## EXERCISE BRIEF
All lines with the word "this" must be pulled from the entries below.

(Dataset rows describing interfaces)
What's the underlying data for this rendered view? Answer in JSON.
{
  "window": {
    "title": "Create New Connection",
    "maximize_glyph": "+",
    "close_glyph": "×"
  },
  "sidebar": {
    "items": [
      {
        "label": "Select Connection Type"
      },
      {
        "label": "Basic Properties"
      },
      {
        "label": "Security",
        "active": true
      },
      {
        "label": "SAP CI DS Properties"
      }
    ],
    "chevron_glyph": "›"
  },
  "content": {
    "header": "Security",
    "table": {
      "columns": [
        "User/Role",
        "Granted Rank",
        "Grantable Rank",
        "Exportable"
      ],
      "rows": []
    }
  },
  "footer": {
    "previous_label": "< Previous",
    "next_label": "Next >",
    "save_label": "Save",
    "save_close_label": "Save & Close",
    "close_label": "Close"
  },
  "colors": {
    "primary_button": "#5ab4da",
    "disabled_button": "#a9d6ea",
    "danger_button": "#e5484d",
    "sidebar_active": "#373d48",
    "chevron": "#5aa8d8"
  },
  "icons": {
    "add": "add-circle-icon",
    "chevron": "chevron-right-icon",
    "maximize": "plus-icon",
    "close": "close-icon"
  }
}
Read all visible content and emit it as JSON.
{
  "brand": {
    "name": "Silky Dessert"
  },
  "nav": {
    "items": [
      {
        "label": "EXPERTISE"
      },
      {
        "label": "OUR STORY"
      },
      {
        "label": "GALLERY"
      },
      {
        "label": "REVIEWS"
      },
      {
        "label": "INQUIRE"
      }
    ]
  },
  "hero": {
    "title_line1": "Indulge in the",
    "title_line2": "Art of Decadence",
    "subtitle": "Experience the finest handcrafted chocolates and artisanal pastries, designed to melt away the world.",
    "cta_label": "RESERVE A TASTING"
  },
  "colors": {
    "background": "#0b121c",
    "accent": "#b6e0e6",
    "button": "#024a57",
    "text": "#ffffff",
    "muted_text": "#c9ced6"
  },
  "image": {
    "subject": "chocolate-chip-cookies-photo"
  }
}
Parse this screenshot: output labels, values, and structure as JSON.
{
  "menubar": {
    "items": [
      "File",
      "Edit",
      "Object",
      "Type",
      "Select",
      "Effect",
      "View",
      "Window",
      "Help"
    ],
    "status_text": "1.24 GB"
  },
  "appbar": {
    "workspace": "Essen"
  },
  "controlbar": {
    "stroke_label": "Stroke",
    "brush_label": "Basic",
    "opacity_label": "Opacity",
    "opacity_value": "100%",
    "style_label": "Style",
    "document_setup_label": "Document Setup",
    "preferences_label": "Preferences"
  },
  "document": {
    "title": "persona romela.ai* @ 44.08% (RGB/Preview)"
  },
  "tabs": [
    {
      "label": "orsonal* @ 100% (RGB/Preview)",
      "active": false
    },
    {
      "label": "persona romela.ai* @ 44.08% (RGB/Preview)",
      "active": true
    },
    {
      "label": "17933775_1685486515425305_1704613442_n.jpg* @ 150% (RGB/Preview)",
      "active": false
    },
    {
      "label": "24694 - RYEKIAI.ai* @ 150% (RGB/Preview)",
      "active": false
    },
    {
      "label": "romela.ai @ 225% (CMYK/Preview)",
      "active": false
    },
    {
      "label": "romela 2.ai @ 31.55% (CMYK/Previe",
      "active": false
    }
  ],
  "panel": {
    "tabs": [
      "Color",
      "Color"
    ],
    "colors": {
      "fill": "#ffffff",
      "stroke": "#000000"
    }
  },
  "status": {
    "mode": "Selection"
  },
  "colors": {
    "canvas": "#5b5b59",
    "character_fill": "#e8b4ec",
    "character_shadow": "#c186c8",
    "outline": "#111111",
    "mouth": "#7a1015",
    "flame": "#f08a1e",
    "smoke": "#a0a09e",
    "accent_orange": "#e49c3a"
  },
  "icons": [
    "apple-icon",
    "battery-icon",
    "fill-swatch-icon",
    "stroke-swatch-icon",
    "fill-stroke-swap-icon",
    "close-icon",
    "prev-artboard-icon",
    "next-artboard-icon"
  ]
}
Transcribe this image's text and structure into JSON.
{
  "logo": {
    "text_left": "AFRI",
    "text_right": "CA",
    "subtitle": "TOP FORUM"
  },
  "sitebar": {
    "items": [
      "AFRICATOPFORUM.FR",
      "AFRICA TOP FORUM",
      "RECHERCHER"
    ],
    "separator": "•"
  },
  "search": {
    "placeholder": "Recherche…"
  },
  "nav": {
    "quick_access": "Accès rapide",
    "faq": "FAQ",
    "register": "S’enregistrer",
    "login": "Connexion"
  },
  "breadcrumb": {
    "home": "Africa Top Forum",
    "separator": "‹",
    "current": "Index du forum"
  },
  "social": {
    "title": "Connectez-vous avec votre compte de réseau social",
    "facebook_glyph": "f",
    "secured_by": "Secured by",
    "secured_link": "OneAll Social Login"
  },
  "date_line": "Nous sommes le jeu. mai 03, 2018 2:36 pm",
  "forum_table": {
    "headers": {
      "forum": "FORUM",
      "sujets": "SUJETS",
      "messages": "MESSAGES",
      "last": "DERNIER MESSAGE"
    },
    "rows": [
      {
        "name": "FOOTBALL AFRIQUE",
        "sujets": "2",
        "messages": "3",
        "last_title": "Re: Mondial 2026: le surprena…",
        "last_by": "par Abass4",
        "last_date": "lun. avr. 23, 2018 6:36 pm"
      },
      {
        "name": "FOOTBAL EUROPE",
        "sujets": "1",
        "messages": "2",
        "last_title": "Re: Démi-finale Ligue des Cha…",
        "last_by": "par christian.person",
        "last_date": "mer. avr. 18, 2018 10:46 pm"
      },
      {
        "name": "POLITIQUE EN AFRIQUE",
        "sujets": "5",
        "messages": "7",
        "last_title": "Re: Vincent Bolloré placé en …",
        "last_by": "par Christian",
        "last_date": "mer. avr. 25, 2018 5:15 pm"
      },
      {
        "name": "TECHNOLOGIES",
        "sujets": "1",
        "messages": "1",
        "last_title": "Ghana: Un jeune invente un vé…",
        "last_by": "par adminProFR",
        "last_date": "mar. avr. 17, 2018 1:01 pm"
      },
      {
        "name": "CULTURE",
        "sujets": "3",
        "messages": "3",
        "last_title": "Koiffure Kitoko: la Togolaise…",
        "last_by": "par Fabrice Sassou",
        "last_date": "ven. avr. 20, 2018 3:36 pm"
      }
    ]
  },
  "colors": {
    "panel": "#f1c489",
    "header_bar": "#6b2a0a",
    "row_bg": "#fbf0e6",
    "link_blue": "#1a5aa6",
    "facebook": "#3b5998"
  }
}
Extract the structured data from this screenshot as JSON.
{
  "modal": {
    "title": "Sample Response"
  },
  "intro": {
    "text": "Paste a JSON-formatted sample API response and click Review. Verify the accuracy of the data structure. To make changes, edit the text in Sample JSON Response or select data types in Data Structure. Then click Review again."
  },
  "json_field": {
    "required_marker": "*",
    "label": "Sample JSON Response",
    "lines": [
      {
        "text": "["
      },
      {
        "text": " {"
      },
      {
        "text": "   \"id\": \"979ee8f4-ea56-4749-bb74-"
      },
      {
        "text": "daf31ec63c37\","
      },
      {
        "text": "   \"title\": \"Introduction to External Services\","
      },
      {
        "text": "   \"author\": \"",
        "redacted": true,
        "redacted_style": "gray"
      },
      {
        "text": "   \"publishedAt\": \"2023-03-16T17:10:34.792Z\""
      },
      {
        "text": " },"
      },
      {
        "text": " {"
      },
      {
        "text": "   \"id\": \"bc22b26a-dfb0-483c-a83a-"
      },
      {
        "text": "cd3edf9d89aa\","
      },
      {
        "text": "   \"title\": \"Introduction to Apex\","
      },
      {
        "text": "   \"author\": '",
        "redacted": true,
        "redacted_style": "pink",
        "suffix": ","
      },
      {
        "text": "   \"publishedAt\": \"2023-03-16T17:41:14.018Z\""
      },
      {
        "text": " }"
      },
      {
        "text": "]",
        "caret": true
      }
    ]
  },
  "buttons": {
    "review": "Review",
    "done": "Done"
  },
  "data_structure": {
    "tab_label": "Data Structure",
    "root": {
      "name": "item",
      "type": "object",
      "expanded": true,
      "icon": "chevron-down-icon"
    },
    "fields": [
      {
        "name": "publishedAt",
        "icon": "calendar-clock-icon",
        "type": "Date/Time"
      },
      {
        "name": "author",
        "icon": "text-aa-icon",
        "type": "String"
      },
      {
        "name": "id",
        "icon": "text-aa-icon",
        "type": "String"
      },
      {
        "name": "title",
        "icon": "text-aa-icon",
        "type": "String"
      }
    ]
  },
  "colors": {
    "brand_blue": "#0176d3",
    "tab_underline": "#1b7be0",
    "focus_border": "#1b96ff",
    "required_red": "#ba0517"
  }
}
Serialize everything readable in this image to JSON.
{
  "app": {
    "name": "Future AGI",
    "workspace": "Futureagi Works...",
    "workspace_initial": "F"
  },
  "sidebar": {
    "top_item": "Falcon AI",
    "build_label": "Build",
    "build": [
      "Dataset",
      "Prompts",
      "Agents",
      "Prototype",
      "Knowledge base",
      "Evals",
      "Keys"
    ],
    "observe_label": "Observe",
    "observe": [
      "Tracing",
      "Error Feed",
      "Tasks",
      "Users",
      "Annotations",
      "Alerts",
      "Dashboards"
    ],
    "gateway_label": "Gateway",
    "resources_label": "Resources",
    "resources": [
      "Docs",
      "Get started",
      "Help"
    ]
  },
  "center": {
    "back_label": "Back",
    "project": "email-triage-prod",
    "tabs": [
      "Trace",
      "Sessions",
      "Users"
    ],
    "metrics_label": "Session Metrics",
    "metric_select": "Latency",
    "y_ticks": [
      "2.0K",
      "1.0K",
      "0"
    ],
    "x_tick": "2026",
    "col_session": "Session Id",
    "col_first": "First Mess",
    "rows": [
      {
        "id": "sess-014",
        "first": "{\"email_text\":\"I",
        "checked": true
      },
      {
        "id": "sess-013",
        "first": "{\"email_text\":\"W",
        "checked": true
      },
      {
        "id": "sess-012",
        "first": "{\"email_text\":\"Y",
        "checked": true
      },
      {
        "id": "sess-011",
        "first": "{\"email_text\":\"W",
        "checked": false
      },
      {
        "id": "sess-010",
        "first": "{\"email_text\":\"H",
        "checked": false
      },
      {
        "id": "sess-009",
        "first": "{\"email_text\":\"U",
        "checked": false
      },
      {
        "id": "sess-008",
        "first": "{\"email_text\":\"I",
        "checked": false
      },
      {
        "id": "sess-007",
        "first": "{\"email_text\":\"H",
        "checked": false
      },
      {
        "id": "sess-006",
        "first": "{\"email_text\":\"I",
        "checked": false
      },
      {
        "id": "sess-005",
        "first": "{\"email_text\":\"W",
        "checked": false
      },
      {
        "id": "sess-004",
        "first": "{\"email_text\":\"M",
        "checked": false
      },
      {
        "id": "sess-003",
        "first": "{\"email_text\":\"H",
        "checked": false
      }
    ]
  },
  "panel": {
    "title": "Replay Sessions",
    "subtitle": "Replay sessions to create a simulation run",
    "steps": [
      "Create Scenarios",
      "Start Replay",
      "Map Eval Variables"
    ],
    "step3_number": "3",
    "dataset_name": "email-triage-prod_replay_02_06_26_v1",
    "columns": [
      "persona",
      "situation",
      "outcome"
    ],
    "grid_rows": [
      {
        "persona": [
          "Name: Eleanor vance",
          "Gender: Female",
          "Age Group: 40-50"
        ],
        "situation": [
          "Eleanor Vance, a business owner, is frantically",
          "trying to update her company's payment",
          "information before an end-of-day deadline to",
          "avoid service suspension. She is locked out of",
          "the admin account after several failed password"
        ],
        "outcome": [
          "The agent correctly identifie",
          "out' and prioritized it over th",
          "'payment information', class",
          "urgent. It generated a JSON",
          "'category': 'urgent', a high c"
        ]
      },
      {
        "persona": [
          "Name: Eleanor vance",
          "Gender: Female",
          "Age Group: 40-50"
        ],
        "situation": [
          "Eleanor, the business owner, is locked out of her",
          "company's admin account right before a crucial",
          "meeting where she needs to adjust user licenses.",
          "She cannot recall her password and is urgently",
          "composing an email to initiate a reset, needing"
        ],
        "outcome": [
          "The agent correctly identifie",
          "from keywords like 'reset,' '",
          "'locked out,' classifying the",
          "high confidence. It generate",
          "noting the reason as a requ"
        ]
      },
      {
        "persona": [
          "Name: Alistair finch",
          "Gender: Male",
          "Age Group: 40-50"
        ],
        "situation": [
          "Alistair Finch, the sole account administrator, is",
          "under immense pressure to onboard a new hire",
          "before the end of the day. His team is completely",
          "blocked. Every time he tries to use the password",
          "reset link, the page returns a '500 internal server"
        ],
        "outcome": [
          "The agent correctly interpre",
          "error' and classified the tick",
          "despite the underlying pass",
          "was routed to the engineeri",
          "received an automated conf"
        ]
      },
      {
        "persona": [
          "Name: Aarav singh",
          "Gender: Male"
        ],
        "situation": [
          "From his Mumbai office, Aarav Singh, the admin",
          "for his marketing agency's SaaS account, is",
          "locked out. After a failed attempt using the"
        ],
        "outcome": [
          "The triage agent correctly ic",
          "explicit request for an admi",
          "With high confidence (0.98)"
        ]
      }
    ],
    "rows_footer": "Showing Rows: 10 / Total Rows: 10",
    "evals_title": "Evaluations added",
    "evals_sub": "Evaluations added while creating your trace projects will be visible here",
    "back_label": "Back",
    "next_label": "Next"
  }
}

## ANSWER BOX
What's the underlying data for this rendered view? Answer in JSON.
Parse this screenshot: output labels, values, and structure as JSON.
Transcribe this image's text and structure into JSON.
Extract the structured data from this screenshot as JSON.
Serialize everything readable in this image to JSON.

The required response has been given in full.